At a recent workshop in London, I had a conversation with a fellow graduate student about the relevance of history as an academic discipline. He held that the entire academic world was a farce: professors spent too little time in the classroom, producing books that nobody read, were overpaid, and basically a general waste. Beyond my initial confusion that a… Read more »
The recent release of the primer for the Canadian citizenship test, Discover Canada: The Rights and Responsibilities of Citizenship, has been met with much praise. Many historians, however, are not so laudatory.
How can academic historians branch out to reach broader publics? Publishing in the popular press – whether local newspapers or nationally-circulated magazines – is one way to communicate academic research and analysis to a wider audience. On October 20th, the Canadian Network in History and Environment (NiCHE) sponsored a full-day workshop for graduate students in history and other disciplines. Skills… Read more »
You and anyone you wish to bring along are welcome to attend a historical tour of the 19th century patient built asylum boundary walls located at the present-day Centre for Addiction and Mental Health (CAMH), 1001 Queen Street West, Toronto. The purpose of this tour is to remember the contributions of the women and men who lived, worked, and died… Read more »

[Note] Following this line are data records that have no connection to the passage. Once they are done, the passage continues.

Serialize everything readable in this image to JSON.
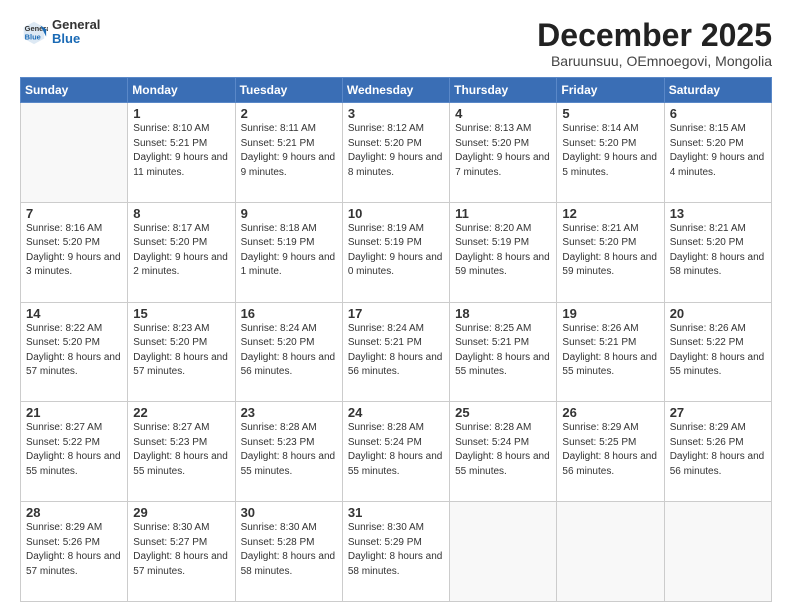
{
  "header": {
    "logo_general": "General",
    "logo_blue": "Blue",
    "month_title": "December 2025",
    "subtitle": "Baruunsuu, OEmnoegovi, Mongolia"
  },
  "days_of_week": [
    "Sunday",
    "Monday",
    "Tuesday",
    "Wednesday",
    "Thursday",
    "Friday",
    "Saturday"
  ],
  "weeks": [
    [
      {
        "day": "",
        "empty": true
      },
      {
        "day": "1",
        "sunrise": "8:10 AM",
        "sunset": "5:21 PM",
        "daylight": "9 hours and 11 minutes."
      },
      {
        "day": "2",
        "sunrise": "8:11 AM",
        "sunset": "5:21 PM",
        "daylight": "9 hours and 9 minutes."
      },
      {
        "day": "3",
        "sunrise": "8:12 AM",
        "sunset": "5:20 PM",
        "daylight": "9 hours and 8 minutes."
      },
      {
        "day": "4",
        "sunrise": "8:13 AM",
        "sunset": "5:20 PM",
        "daylight": "9 hours and 7 minutes."
      },
      {
        "day": "5",
        "sunrise": "8:14 AM",
        "sunset": "5:20 PM",
        "daylight": "9 hours and 5 minutes."
      },
      {
        "day": "6",
        "sunrise": "8:15 AM",
        "sunset": "5:20 PM",
        "daylight": "9 hours and 4 minutes."
      }
    ],
    [
      {
        "day": "7",
        "sunrise": "8:16 AM",
        "sunset": "5:20 PM",
        "daylight": "9 hours and 3 minutes."
      },
      {
        "day": "8",
        "sunrise": "8:17 AM",
        "sunset": "5:20 PM",
        "daylight": "9 hours and 2 minutes."
      },
      {
        "day": "9",
        "sunrise": "8:18 AM",
        "sunset": "5:19 PM",
        "daylight": "9 hours and 1 minute."
      },
      {
        "day": "10",
        "sunrise": "8:19 AM",
        "sunset": "5:19 PM",
        "daylight": "9 hours and 0 minutes."
      },
      {
        "day": "11",
        "sunrise": "8:20 AM",
        "sunset": "5:19 PM",
        "daylight": "8 hours and 59 minutes."
      },
      {
        "day": "12",
        "sunrise": "8:21 AM",
        "sunset": "5:20 PM",
        "daylight": "8 hours and 59 minutes."
      },
      {
        "day": "13",
        "sunrise": "8:21 AM",
        "sunset": "5:20 PM",
        "daylight": "8 hours and 58 minutes."
      }
    ],
    [
      {
        "day": "14",
        "sunrise": "8:22 AM",
        "sunset": "5:20 PM",
        "daylight": "8 hours and 57 minutes."
      },
      {
        "day": "15",
        "sunrise": "8:23 AM",
        "sunset": "5:20 PM",
        "daylight": "8 hours and 57 minutes."
      },
      {
        "day": "16",
        "sunrise": "8:24 AM",
        "sunset": "5:20 PM",
        "daylight": "8 hours and 56 minutes."
      },
      {
        "day": "17",
        "sunrise": "8:24 AM",
        "sunset": "5:21 PM",
        "daylight": "8 hours and 56 minutes."
      },
      {
        "day": "18",
        "sunrise": "8:25 AM",
        "sunset": "5:21 PM",
        "daylight": "8 hours and 55 minutes."
      },
      {
        "day": "19",
        "sunrise": "8:26 AM",
        "sunset": "5:21 PM",
        "daylight": "8 hours and 55 minutes."
      },
      {
        "day": "20",
        "sunrise": "8:26 AM",
        "sunset": "5:22 PM",
        "daylight": "8 hours and 55 minutes."
      }
    ],
    [
      {
        "day": "21",
        "sunrise": "8:27 AM",
        "sunset": "5:22 PM",
        "daylight": "8 hours and 55 minutes."
      },
      {
        "day": "22",
        "sunrise": "8:27 AM",
        "sunset": "5:23 PM",
        "daylight": "8 hours and 55 minutes."
      },
      {
        "day": "23",
        "sunrise": "8:28 AM",
        "sunset": "5:23 PM",
        "daylight": "8 hours and 55 minutes."
      },
      {
        "day": "24",
        "sunrise": "8:28 AM",
        "sunset": "5:24 PM",
        "daylight": "8 hours and 55 minutes."
      },
      {
        "day": "25",
        "sunrise": "8:28 AM",
        "sunset": "5:24 PM",
        "daylight": "8 hours and 55 minutes."
      },
      {
        "day": "26",
        "sunrise": "8:29 AM",
        "sunset": "5:25 PM",
        "daylight": "8 hours and 56 minutes."
      },
      {
        "day": "27",
        "sunrise": "8:29 AM",
        "sunset": "5:26 PM",
        "daylight": "8 hours and 56 minutes."
      }
    ],
    [
      {
        "day": "28",
        "sunrise": "8:29 AM",
        "sunset": "5:26 PM",
        "daylight": "8 hours and 57 minutes."
      },
      {
        "day": "29",
        "sunrise": "8:30 AM",
        "sunset": "5:27 PM",
        "daylight": "8 hours and 57 minutes."
      },
      {
        "day": "30",
        "sunrise": "8:30 AM",
        "sunset": "5:28 PM",
        "daylight": "8 hours and 58 minutes."
      },
      {
        "day": "31",
        "sunrise": "8:30 AM",
        "sunset": "5:29 PM",
        "daylight": "8 hours and 58 minutes."
      },
      {
        "day": "",
        "empty": true
      },
      {
        "day": "",
        "empty": true
      },
      {
        "day": "",
        "empty": true
      }
    ]
  ]
}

Workman Arts Presents: “in SANITY”, The Story Behind the Wall @ Scotiabank Nuit Blanche Saturday, October 3rd 2009 from 7pm – 7am @ the Workman Theatre, CAMH, 1001 Queen St. W., Toronto, ON M6J 1H4 The Story Behind the Wall is a mixed-media and cross-disciplinary art-making project taken on by artists of the Workman Arts Project of Ontario. Six artists… Read more »
The City of Cambridge Archives Board invites you to join them on October 17, 2009 for History on the Grand. The one-day local history symposium will take place from 8:30 am to 4:30 pm at the University of Waterloo School of Architecture, 7 Melville Street South in Downtown Cambridge Ontario.We invite members of the academic community, historical and heritage groups… Read more »
Understanding New Brunswick’s present by knowing about its past is the theme of a two-day bilingual conference on public policy and labour history to be held 1-2 September 2009 at the Wu Centre on UNB’s Fredericton campus. The conference, Informing Public Policy: Socio-economic and Historical Perspectives on Labour in New Brunswick, brings together researchers and community leaders from all parts… Read more »
In today’s Globe and Mail, an insightful article from Mark Humphries that draws on the lessons of the 1918 Influenza to provide advice on how to deal with the contemporary H1N1 (‘swine flu’) pandemic fear. The link is here. It’s certainly worth reading and thinking about, both as a great way to see active history in motion but also because… Read more »
We have posted our first paper in the Education sub-section of the Papers page. Paul Axelrod and Academic Matters: The Journal of Higher Education were kind enough to allow us to link a paper on this site. Axelrod’s short essay is a clear demonstration of the contribution historians can make to current issues. Paul Axelrod, Universities and the Great Depression: Then and Now? If you… Read more »